MOORE — When No. 4 Southmoore and No. 6 Muskogee faced off Saturday, it was more than a battle of Top-10 teams. With the SaberCats’ Kayla Tucker and the Roughers’ Alexus Wilson being cousins, there were family bragging rights on the line.
Tucker had a chance late in the game to secure both, but Muskogee held on to win 65-62 in the championship game of the John Nobles Invitational Tournament on Saturday at Moore High.
Wilson, who has signed with Oral Roberts University, ended the night with a spot on the All-Tournament team. But it was the prospect of having something to hold over her cousin’s head that put the biggest smile on her face.
“That’s even greater, Wilson said. “It makes it that much sweeter. We are going to be texting about this one.”
Yet, the SaberCats still had their chances.
With 2:32 left in the game, Southmoore’s Kyeria Hannah cut the Roughers’ lead to three points. But Kelsey McClure came back and drained a 3-pointer. Serithia Hawkins answered with a tough basket in the paint and Muskogee led 63-59 with 1:49 on the clock.

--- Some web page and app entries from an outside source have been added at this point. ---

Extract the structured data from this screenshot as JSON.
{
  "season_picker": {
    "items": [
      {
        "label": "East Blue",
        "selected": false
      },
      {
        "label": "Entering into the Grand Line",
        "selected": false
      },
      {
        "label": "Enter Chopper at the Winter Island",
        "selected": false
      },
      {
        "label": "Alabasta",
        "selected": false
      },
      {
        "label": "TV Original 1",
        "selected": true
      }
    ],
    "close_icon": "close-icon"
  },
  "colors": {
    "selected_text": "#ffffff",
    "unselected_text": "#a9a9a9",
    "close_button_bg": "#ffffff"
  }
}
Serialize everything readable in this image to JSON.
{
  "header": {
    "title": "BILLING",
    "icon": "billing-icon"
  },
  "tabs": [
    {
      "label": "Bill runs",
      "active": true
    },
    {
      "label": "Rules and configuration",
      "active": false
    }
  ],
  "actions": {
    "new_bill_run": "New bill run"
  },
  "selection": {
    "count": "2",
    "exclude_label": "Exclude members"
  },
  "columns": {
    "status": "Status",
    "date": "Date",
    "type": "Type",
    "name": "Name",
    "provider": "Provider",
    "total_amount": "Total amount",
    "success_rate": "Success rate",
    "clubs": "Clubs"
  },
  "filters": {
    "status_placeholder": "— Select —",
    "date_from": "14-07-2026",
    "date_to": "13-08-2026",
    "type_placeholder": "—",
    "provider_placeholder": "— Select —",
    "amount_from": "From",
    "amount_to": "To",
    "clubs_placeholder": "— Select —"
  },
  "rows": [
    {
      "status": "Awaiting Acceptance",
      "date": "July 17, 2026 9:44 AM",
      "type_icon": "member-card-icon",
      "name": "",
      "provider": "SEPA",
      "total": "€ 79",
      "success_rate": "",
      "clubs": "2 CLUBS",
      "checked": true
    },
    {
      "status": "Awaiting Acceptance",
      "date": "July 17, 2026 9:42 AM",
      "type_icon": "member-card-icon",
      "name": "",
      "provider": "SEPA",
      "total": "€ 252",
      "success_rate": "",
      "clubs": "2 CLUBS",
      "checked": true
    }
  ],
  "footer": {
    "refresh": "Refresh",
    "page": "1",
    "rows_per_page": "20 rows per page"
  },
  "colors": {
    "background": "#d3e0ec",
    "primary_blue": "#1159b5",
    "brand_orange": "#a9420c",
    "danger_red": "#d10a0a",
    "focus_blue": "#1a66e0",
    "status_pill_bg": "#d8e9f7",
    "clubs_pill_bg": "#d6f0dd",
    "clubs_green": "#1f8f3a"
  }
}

Twice the SaberCats had chances to cut the deficit to a single basket, but Kyra Gilbert and Tucker each missed layups. After Aaliyah Wilson knocked in a pair of free throws, Tucker connected for a 3-pointer with 33 seconds left.
The ‘Cats got the ball back and Hawkins went to the charity stripe and missed both free throws, but Southmoore got the rebound and called a time-out.
With five seconds left and trailing by three, Southmoore got the ball to Tucker. She dribbled left looking for an open shot. But the Roughers’ defense swarmed the senior and she was unable to get off a clean look as the buzzer sounded.
“I was trying to get a screen and get an open shot,” Tucker said. “But we just didn’t get to execute our last play at the end. It happens. We tried to get the win and it just didn’t happen for us.”
McClure, who was named tourney MVP, led all scorers with 25 points. Wilson added 23.
Hawkins paced the ‘Cats with 21 points and Tucker, who has signed with Alabama State, chipped in with 16.
“I thought we did a pretty good job of fighting,” Wilson said. “We have played for three straight days. At the end of the day, it was whoever wanted it more and didn’t quit playing. I thought we did a good job of fighting.”
The first half, was a battle of each teams strengths. Muskogee’s backcourt of McClure and Wilson were able get any shot they wanted on the perimeter while also driving to the lane for tough layups.
The SaberCats countered with the inside duo of Hawkins and Hannah. The 6--1 sophomores devoured rebounds and shot over the smaller Lady Roughers.
After being tied at the end of the first quarter, Muskogee was able to take a 41-31 lead into halftime as Southmoore settled for bad shots and continually turned the ball over.
“We came out of the first half kind of flat,” Tucker said. “We stuck with them, but we definitely weren’t playing to the caliber that we could.”
Southmoore tightened up its defense in the final period and was able to close in on the Roughers. However, for the third straight tournament this season, they were unable to close the deal in the championship game. It’s something the players now they will have to fix before the postseason.
“I think it is just something we have to work for. The last couple of tournaments didn’t really hurt. I think tonight was a tough for us. I think after tonight we will know we really don’t want to feel this again.”
Moore 50, Lawton 44 (7th place)
After a rocky start to their own tournament, the Lions rolled over the Wolverines Saturday. They jumped out to a 13-5 first quarter lead and never relinquished it.
Amanda Patterson led all scorers with 28 points. Caitlin Hall added 14 as Moore picked up its third victory of the season.
“That win was a confidence builder,” MHS coach Tim Gray said. “We have won two more games than last year and have been fairly competitive most games. We grow as a team each game, each practice, each workout. Remember we only have one girl from last year who started and received major playing time. The others are growing exponentially in their knowledge of the game. We just needed more basketball time to learn the game.”
Michael Kinney Follow me @eyeamtruth email@example.com